**PROBLEM TO SOLVE:**
Print the listing exactly as it stands, and skip any pictures in it.

**SUPPLIED DATA:**
____________
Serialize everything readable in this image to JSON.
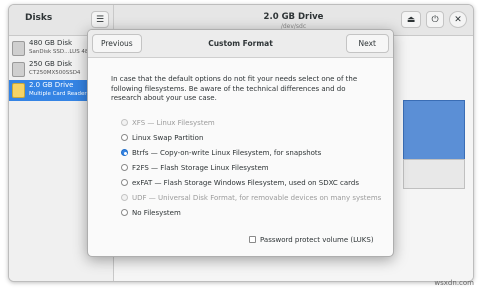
{
  "sidebar": {
    "title": "Disks",
    "disks": [
      {
        "name": "480 GB Disk",
        "model": "SanDisk SSD...LUS 48"
      },
      {
        "name": "250 GB Disk",
        "model": "CT250MX500SSD4"
      },
      {
        "name": "2.0 GB Drive",
        "model": "Multiple Card  Reader",
        "selected": true
      }
    ]
  },
  "header": {
    "menu_icon": "hamburger-menu-icon",
    "drive_title": "2.0 GB Drive",
    "drive_subtitle": "/dev/sdc",
    "eject_icon": "eject-icon",
    "power_icon": "power-icon",
    "close_icon": "close-icon"
  },
  "dialog": {
    "previous_label": "Previous",
    "title": "Custom Format",
    "next_label": "Next",
    "intro": "In case that the default options do not fit your needs select one of the following filesystems. Be aware of the technical differences and do research about your use case.",
    "options": [
      {
        "label": "XFS — Linux Filesystem",
        "disabled": true,
        "selected": false
      },
      {
        "label": "Linux Swap Partition",
        "disabled": false,
        "selected": false
      },
      {
        "label": "Btrfs — Copy-on-write Linux Filesystem, for snapshots",
        "disabled": false,
        "selected": true
      },
      {
        "label": "F2FS — Flash Storage Linux Filesystem",
        "disabled": false,
        "selected": false
      },
      {
        "label": "exFAT — Flash Storage Windows Filesystem, used on SDXC cards",
        "disabled": false,
        "selected": false
      },
      {
        "label": "UDF — Universal Disk Format, for removable devices on many systems",
        "disabled": true,
        "selected": false
      },
      {
        "label": "No Filesystem",
        "disabled": false,
        "selected": false
      }
    ],
    "password_label": "Password protect volume (LUKS)",
    "password_checked": false
  },
  "watermark": "wsxdn.com",
  "colors": {
    "accent": "#3584e4",
    "partition": "#5b8fd6"
  }
}
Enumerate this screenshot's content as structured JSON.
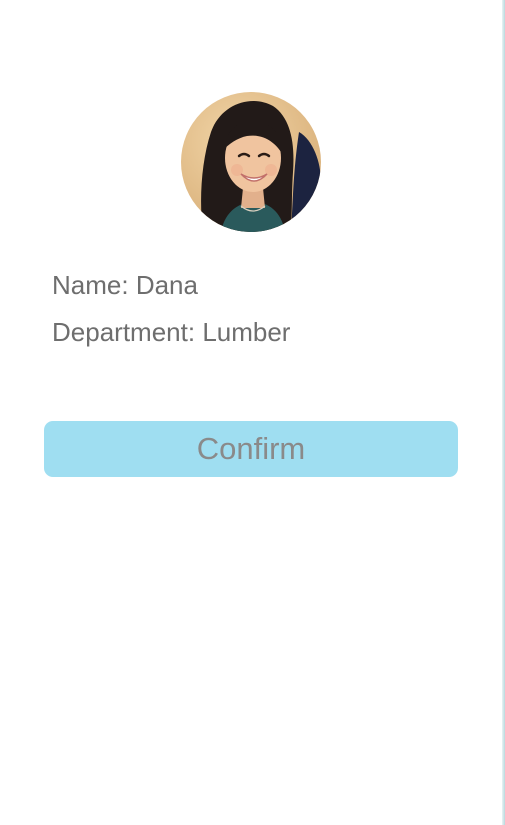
{
  "profile": {
    "name_label": "Name:",
    "name_value": "Dana",
    "department_label": "Department:",
    "department_value": "Lumber"
  },
  "actions": {
    "confirm_label": "Confirm"
  },
  "colors": {
    "button_background": "#9fdef1",
    "label_text": "#6e6e6e",
    "button_text": "#8a8a8a",
    "right_edge": "#b9d8dd"
  },
  "icons": {
    "avatar": "user-photo"
  }
}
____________
**EXERCISE RESULT:**
Serialize everything readable in this image to JSON.
{
  "sidebar": {
    "title": "Disks",
    "disks": [
      {
        "name": "480 GB Disk",
        "model": "SanDisk SSD...LUS 48"
      },
      {
        "name": "250 GB Disk",
        "model": "CT250MX500SSD4"
      },
      {
        "name": "2.0 GB Drive",
        "model": "Multiple Card  Reader",
        "selected": true
      }
    ]
  },
  "header": {
    "menu_icon": "hamburger-menu-icon",
    "drive_title": "2.0 GB Drive",
    "drive_subtitle": "/dev/sdc",
    "eject_icon": "eject-icon",
    "power_icon": "power-icon",
    "close_icon": "close-icon"
  },
  "dialog": {
    "previous_label": "Previous",
    "title": "Custom Format",
    "next_label": "Next",
    "intro": "In case that the default options do not fit your needs select one of the following filesystems. Be aware of the technical differences and do research about your use case.",
    "options": [
      {
        "label": "XFS — Linux Filesystem",
        "disabled": true,
        "selected": false
      },
      {
        "label": "Linux Swap Partition",
        "disabled": false,
        "selected": false
      },
      {
        "label": "Btrfs — Copy-on-write Linux Filesystem, for snapshots",
        "disabled": false,
        "selected": true
      },
      {
        "label": "F2FS — Flash Storage Linux Filesystem",
        "disabled": false,
        "selected": false
      },
      {
        "label": "exFAT — Flash Storage Windows Filesystem, used on SDXC cards",
        "disabled": false,
        "selected": false
      },
      {
        "label": "UDF — Universal Disk Format, for removable devices on many systems",
        "disabled": true,
        "selected": false
      },
      {
        "label": "No Filesystem",
        "disabled": false,
        "selected": false
      }
    ],
    "password_label": "Password protect volume (LUKS)",
    "password_checked": false
  },
  "watermark": "wsxdn.com",
  "colors": {
    "accent": "#3584e4",
    "partition": "#5b8fd6"
  }
}
Enumerate this screenshot's content as structured JSON.
{
  "profile": {
    "name_label": "Name:",
    "name_value": "Dana",
    "department_label": "Department:",
    "department_value": "Lumber"
  },
  "actions": {
    "confirm_label": "Confirm"
  },
  "colors": {
    "button_background": "#9fdef1",
    "label_text": "#6e6e6e",
    "button_text": "#8a8a8a",
    "right_edge": "#b9d8dd"
  },
  "icons": {
    "avatar": "user-photo"
  }
}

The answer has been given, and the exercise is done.